In this pattern, we have trained a machine learning model using Watson Studio and AutoAI. We deployed the model in the Watson Machine Learning service. The goal is to get a prediction on the likelihood of leads converting to won opportunities. Most of this data you have seen thus far is used by Watson to predict how likely this lead is to close as a win.
Now I can sort my leads by the highest probability to close as wins, thanks to Watson. As a seller, I would start at the top of the list to review and pursue further as an opportunity.
Let’s fast forward the sales cycle where the lead was converted to an opportunity and closed as a win! There are always lessons learned and areas for improvement. After the opportunity is closed, sellers will obtain post-sales feedback. This can be an in-person conversation, a phone call, email, or other. That feedback contains lots of helpful information for various stakeholders in your organization.
Below is an example of some post-sales feedback received that was analyzed by Watson. Using the Natural Language Classifier service, Watson converted unstructured data into structured data. That data can be aggregated into reports and rolled up in dashboards. Here are three examples of the feedback obtained.
Sales Cycle Recommendation — this guides Sales Leaders on improvements they can make to their sales process. In this example, the seller could use some coaching on better communicating with clients.
Product Gaps — this helps Product Leaders understand what areas they need to focus on, to improve their product. In this example, the customer provided feedback that the product pricing is higher than competitors. This could be an indicator that the Product team needs to reassess their pricing strategy.
Top Features — Product Leaders want to be aware of what is going well with their product to justify their ROI. It is also confirmation that the product is heading in the right direction.
So now, what do we do with all this data for each individual opportunity? How do you make it consumable to sales and product leaders? How does one learn from it? How does Watson continue to get better?
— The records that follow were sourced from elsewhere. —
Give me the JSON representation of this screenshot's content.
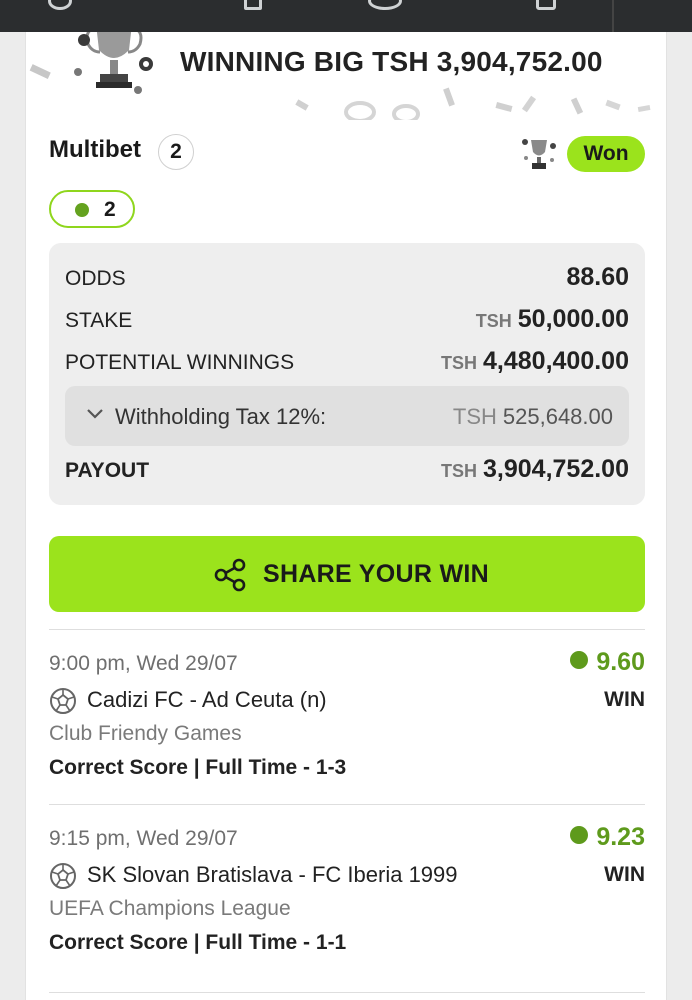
{
  "banner": {
    "text": "WINNING BIG TSH 3,904,752.00"
  },
  "bet": {
    "type_label": "Multibet",
    "selection_count": "2",
    "status": "Won",
    "legs_won": "2"
  },
  "summary": {
    "odds_label": "ODDS",
    "odds_value": "88.60",
    "stake_label": "STAKE",
    "stake_currency": "TSH",
    "stake_value": "50,000.00",
    "potential_label": "POTENTIAL WINNINGS",
    "potential_currency": "TSH",
    "potential_value": "4,480,400.00",
    "tax_label": "Withholding Tax 12%:",
    "tax_currency": "TSH",
    "tax_value": "525,648.00",
    "payout_label": "PAYOUT",
    "payout_currency": "TSH",
    "payout_value": "3,904,752.00"
  },
  "share": {
    "label": "SHARE YOUR WIN"
  },
  "selections": [
    {
      "time": "9:00 pm, Wed 29/07",
      "odds": "9.60",
      "match": "Cadizi FC - Ad Ceuta (n)",
      "result": "WIN",
      "league": "Club Friendy Games",
      "market": "Correct Score | Full Time - 1-3"
    },
    {
      "time": "9:15 pm, Wed 29/07",
      "odds": "9.23",
      "match": "SK Slovan Bratislava - FC Iberia 1999",
      "result": "WIN",
      "league": "UEFA Champions League",
      "market": "Correct Score | Full Time - 1-1"
    }
  ],
  "icons": {
    "topbar": [
      "soccer-ball-icon",
      "pulse-icon",
      "live-icon",
      "trophy-icon"
    ],
    "trophy": "trophy-icon",
    "share": "share-icon",
    "ball": "soccer-ball-icon",
    "chevron": "chevron-down-icon"
  },
  "colors": {
    "accent": "#9be31c",
    "win_green": "#5e9a1c",
    "topbar": "#2b2d2f"
  }
}
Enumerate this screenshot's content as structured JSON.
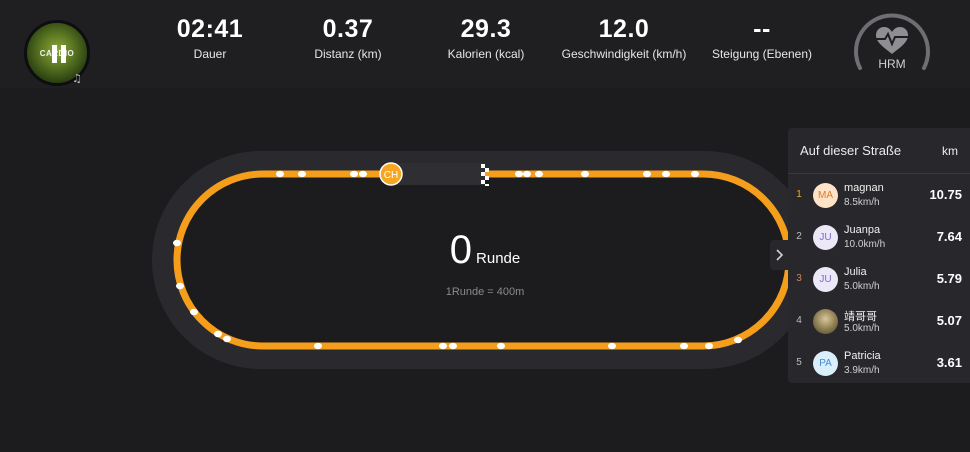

All of these closed opportunity records, both wins, and losses, are ingested into Watson Discovery for more AI analysis. Watson Discovery will enrich each opportunity record with its out of the box Natural Language Understanding model. It will also identify more patterns within the unstructured data.
Watson has done all the heavy lifting of analyzing large amounts of data. Those data points now reside in Watson Discovery and can be queried to create reports and dashboards to be shared with stakeholders. Below is a simple dashboard in Salesforce that shows some key areas for the organization to focus on.
As a Sales Leader looking at the “Sales Feedback” report, I can clearly see that I need to provide some coaching to my team to improve their demeanor with customers. Watson’s insights show that this was the biggest factor that led to lost deals. For more detail, I can drill down into my reports to look at individual record data for specifics.
As a Product Manager looking at the “Product Gaps” report, I realize that I need to revisit my User Interface component. In contrast, looking at the “Top Features” report, Watson is showing me that my customers are enjoying the reporting component of my product. That’s a good confirmation of our ROI for that component.
Finally, this pattern implements continuous learning. Once opportunities are closed, lead and opportunity data is automatically fed back into Watson’s machine learning model. This ensures Watson continues to learn to get better. There is nothing required for an end-user to do in this mode of unsupervised learning. Full automation.
Just a reminder that though this example was shown using Salesforce as the CRM platform, you could implement this pattern with other CRM platforms as well. Be sure to use our official IBM Watson SDKs to reduce your development effort.
To learn more about leveraging the IBM Watson platform, contact your IBM sales representative.